Data entries:
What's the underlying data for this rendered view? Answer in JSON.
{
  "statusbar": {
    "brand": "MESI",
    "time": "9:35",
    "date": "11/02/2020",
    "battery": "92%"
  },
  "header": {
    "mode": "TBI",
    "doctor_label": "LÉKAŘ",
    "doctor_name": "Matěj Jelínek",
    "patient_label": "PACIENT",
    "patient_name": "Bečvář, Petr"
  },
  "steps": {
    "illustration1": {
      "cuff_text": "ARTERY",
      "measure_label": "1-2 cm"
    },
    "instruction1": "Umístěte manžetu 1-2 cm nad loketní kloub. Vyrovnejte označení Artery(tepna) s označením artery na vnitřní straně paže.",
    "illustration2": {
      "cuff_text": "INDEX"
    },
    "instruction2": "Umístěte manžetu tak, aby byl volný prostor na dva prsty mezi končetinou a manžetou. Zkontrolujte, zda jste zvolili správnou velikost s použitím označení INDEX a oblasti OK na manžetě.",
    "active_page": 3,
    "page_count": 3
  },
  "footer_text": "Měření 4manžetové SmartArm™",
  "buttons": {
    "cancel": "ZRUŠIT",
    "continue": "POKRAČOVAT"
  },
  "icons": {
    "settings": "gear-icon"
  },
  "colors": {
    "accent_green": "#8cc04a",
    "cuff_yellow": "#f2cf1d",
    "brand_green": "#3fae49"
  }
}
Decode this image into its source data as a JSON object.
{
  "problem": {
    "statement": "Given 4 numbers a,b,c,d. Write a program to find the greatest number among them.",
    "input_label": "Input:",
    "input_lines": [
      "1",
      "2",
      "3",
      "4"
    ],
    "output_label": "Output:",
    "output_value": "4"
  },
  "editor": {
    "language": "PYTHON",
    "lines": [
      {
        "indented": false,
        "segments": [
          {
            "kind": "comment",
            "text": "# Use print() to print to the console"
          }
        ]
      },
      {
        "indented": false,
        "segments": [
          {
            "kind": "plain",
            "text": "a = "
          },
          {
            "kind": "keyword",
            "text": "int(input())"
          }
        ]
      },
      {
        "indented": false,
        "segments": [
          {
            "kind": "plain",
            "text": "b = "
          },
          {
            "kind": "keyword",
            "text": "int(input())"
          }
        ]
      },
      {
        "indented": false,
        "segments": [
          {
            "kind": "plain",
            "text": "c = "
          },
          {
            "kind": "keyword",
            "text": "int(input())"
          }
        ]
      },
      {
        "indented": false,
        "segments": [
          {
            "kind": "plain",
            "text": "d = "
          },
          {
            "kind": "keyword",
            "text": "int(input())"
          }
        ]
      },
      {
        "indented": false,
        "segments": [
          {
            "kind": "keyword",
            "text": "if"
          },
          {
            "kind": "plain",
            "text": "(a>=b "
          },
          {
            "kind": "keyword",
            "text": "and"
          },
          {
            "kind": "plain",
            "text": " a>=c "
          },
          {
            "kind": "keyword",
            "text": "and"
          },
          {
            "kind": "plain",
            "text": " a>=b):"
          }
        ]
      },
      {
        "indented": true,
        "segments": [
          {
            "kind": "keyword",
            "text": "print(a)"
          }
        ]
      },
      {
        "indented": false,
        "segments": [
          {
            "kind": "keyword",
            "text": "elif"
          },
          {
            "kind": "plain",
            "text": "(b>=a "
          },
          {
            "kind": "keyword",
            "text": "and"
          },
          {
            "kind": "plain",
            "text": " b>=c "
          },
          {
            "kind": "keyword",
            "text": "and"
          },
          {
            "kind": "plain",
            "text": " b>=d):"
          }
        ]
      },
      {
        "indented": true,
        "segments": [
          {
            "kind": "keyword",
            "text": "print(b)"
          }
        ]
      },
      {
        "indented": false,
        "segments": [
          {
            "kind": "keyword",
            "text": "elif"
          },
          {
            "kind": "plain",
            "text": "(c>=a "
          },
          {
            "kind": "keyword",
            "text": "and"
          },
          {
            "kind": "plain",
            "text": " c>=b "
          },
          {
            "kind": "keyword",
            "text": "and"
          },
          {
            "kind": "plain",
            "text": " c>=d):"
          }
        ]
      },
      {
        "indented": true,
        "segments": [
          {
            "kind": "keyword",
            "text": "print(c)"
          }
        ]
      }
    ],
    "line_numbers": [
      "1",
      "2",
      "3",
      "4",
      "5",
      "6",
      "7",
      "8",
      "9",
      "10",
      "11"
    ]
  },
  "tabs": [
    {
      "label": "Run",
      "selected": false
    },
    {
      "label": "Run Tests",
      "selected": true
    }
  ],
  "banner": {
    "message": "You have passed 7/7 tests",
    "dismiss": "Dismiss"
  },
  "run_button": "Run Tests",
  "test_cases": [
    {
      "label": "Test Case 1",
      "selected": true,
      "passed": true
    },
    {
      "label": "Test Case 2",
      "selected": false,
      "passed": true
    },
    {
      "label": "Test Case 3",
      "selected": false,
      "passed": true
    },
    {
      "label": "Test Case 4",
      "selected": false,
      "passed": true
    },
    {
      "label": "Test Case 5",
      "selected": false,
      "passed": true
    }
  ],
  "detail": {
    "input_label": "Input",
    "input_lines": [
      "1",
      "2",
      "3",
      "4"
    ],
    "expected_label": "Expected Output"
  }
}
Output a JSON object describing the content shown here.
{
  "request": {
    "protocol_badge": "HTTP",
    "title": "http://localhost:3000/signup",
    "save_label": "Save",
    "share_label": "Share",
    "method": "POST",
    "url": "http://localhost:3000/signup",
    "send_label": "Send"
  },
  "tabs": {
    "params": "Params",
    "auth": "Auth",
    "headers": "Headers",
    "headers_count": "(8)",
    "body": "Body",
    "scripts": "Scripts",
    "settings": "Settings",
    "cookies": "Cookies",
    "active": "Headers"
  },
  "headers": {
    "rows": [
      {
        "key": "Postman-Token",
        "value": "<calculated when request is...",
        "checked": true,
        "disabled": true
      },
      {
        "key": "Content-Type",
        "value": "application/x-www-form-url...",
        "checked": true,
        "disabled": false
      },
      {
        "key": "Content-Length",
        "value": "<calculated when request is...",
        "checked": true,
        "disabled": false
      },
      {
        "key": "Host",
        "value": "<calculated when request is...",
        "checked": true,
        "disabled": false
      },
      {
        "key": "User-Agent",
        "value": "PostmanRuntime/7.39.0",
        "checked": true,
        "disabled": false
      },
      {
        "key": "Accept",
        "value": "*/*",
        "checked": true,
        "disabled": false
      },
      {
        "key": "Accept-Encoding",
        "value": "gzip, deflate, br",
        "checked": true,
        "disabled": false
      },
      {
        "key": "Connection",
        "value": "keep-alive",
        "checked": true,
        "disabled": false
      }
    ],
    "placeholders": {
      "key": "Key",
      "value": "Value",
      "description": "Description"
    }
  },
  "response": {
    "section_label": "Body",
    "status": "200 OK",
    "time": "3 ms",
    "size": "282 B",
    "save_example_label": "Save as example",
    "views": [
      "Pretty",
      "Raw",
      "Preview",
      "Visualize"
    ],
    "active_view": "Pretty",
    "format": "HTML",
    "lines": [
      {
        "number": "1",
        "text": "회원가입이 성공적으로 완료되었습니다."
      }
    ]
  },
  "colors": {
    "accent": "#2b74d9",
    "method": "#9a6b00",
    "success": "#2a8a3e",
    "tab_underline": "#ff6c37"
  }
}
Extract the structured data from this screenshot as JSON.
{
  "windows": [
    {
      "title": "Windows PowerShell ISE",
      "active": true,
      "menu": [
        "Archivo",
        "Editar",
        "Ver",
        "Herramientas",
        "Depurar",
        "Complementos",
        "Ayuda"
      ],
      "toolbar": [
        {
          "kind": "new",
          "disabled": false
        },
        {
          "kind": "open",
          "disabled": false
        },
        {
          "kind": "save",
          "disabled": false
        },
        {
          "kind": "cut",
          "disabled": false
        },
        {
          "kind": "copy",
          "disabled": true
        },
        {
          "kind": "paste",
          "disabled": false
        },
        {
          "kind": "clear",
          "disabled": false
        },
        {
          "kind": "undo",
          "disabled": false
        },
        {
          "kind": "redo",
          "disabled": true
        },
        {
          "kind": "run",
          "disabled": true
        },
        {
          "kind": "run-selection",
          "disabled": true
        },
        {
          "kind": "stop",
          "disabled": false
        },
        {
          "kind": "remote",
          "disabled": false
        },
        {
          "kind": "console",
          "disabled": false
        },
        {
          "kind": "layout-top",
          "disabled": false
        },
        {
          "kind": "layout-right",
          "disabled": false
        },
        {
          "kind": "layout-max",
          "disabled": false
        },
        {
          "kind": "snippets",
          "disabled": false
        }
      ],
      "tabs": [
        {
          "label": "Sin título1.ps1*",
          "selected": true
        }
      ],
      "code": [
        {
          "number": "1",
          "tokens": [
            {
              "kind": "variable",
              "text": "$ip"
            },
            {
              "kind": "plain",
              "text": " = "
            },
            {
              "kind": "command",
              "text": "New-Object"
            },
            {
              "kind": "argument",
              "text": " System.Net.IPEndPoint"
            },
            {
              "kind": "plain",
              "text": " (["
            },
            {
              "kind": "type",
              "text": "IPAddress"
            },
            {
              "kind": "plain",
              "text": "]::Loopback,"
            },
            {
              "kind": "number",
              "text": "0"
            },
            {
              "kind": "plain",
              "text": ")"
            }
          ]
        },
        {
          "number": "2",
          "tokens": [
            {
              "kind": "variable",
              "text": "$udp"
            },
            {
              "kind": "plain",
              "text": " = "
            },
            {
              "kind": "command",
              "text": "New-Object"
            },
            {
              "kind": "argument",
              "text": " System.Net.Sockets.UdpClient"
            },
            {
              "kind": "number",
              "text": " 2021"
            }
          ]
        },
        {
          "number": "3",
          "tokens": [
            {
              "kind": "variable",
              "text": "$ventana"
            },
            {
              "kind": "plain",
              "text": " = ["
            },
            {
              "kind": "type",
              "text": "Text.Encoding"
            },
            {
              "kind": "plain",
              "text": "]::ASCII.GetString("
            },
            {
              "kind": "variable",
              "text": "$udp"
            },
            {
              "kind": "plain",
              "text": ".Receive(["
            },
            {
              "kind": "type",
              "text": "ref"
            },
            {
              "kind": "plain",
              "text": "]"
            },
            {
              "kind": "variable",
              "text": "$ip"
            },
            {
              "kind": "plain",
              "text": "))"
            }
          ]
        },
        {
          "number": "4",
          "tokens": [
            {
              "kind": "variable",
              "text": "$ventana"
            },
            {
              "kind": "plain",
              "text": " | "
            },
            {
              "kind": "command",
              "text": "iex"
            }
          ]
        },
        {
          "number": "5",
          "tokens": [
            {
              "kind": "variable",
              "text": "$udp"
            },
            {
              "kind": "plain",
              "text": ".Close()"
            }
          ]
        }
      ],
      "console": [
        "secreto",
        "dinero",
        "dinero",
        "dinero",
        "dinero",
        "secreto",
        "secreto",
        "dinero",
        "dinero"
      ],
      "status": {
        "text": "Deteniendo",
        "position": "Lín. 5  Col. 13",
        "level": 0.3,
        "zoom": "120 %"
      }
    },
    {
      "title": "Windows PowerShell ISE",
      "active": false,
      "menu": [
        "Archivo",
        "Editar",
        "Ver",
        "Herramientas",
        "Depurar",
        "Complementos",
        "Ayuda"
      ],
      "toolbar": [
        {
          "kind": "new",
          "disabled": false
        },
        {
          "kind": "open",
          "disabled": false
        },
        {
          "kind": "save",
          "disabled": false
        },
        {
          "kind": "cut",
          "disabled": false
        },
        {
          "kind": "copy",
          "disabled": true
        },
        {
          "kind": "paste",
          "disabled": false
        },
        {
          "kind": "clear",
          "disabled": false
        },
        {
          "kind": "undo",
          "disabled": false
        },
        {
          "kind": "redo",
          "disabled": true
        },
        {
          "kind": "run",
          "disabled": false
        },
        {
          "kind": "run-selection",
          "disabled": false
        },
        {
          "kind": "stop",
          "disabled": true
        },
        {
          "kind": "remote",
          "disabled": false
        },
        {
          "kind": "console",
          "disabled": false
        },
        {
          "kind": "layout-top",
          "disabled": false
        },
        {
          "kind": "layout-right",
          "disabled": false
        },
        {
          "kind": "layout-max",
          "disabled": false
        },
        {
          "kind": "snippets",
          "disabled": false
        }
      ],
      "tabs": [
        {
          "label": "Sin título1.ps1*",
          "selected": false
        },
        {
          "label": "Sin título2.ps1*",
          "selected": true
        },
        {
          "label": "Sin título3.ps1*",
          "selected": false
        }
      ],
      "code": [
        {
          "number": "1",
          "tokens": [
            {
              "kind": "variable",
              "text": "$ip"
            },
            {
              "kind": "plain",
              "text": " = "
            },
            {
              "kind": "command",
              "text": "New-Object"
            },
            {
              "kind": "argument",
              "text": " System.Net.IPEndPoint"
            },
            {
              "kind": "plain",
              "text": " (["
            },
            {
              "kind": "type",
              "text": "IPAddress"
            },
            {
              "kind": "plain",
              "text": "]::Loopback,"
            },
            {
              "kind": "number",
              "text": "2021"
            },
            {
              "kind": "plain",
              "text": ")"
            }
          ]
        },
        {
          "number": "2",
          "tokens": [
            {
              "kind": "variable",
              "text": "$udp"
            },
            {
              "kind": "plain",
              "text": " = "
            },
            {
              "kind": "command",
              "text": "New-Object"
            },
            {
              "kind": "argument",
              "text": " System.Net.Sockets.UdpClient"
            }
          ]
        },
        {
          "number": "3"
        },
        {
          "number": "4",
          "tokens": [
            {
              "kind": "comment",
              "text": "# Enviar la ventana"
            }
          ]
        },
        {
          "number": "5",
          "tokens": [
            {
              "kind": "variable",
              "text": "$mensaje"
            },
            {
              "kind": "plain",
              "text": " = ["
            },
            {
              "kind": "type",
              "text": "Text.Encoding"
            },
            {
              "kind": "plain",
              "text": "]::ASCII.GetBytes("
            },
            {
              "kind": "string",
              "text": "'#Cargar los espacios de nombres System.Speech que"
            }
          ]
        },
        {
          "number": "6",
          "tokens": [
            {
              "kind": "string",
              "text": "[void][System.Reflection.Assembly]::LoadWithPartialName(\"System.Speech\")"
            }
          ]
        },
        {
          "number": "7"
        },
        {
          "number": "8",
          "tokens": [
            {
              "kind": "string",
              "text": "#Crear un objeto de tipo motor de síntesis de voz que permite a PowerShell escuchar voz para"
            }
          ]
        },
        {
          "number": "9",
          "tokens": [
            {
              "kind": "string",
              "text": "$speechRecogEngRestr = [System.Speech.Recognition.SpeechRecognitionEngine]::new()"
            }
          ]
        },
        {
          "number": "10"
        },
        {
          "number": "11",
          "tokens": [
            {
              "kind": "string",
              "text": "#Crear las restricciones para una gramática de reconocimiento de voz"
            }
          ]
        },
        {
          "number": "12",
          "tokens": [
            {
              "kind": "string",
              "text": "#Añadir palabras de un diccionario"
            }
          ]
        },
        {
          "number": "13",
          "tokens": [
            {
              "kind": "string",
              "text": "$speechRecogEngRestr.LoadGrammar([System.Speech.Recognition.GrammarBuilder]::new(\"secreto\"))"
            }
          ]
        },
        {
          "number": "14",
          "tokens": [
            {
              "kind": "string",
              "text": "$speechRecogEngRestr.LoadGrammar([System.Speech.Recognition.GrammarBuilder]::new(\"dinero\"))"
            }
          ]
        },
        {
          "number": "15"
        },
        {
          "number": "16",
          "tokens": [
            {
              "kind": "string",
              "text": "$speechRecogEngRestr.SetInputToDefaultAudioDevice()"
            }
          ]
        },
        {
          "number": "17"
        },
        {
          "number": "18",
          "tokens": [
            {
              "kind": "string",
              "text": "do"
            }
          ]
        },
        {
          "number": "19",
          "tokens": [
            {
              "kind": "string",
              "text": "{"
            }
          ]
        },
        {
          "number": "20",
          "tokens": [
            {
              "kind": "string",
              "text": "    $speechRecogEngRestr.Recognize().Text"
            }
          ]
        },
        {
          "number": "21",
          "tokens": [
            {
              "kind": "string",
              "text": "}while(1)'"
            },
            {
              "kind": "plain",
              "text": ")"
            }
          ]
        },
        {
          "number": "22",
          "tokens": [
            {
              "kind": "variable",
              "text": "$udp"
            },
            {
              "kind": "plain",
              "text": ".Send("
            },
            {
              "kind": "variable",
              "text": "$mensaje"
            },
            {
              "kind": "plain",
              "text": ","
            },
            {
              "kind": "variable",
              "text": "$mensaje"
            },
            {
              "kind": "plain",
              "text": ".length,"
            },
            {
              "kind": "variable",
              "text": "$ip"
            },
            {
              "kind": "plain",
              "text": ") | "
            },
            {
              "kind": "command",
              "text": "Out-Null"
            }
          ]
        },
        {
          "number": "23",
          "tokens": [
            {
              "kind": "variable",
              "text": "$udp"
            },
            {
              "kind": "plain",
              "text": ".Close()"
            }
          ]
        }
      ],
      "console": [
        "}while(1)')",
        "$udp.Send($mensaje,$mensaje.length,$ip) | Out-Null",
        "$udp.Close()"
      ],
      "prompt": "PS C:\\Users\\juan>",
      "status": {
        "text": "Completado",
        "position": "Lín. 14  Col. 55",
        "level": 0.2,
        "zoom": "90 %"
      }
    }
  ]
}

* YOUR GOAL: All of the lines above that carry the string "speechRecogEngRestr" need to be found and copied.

* RESPONSE:
              "text": "$speechRecogEngRestr = [System.Speech.Recognition.SpeechRecognitionEngine]::new()"
              "text": "$speechRecogEngRestr.LoadGrammar([System.Speech.Recognition.GrammarBuilder]::new(\"secreto\"))"
              "text": "$speechRecogEngRestr.LoadGrammar([System.Speech.Recognition.GrammarBuilder]::new(\"dinero\"))"
              "text": "$speechRecogEngRestr.SetInputToDefaultAudioDevice()"
              "text": "    $speechRecogEngRestr.Recognize().Text"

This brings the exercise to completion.